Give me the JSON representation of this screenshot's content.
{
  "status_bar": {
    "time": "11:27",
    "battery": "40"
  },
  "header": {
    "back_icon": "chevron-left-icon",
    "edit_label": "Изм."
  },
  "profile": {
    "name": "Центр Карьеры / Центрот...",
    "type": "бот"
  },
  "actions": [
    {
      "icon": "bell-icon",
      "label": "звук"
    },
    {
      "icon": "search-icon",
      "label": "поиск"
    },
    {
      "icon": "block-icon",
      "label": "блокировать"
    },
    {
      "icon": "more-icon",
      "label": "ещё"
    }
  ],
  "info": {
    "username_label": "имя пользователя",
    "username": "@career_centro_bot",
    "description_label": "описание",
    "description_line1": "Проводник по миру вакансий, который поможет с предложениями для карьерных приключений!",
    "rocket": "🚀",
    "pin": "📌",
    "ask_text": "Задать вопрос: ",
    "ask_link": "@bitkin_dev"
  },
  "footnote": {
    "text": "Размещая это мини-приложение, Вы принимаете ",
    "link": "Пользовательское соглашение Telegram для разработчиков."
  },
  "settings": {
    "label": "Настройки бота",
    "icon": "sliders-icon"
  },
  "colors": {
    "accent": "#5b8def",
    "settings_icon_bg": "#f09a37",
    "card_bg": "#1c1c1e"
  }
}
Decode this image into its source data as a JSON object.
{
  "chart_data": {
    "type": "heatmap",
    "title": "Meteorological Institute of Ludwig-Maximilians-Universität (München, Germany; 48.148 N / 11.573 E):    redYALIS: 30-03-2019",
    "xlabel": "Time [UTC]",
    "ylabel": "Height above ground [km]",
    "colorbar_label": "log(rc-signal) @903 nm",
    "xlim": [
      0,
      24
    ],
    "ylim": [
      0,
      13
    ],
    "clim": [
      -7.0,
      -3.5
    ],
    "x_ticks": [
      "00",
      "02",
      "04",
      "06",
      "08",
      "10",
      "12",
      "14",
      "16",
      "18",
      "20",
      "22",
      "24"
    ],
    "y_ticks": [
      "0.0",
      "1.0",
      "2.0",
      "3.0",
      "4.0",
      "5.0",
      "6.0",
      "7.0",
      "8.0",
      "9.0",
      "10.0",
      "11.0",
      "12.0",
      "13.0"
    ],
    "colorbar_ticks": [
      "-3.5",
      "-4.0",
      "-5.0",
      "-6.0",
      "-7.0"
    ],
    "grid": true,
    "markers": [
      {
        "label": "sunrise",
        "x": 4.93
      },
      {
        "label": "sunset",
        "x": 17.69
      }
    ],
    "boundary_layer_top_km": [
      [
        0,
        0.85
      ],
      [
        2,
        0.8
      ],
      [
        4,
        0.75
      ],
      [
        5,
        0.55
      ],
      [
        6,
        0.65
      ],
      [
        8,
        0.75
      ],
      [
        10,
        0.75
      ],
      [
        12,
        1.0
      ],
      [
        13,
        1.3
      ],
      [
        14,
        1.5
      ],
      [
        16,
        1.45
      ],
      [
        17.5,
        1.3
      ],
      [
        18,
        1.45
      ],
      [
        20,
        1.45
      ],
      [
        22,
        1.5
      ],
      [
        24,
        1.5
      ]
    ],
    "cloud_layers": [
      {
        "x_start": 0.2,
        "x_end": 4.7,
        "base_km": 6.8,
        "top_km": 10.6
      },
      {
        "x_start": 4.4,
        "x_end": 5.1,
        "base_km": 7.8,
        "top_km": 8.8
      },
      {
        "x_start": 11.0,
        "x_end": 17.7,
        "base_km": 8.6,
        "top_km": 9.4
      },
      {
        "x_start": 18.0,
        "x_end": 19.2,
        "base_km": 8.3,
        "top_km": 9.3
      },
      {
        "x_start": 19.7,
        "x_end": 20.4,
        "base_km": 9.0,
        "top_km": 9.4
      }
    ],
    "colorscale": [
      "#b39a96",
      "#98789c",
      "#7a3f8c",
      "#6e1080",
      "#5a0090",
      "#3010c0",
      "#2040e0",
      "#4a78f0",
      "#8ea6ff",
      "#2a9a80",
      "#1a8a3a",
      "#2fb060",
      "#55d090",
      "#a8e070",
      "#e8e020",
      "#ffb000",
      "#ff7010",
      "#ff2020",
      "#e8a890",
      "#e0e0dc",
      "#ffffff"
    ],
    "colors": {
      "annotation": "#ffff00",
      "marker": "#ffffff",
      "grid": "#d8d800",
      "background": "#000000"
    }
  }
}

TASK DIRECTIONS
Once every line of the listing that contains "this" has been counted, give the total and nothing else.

TASK RESULT
2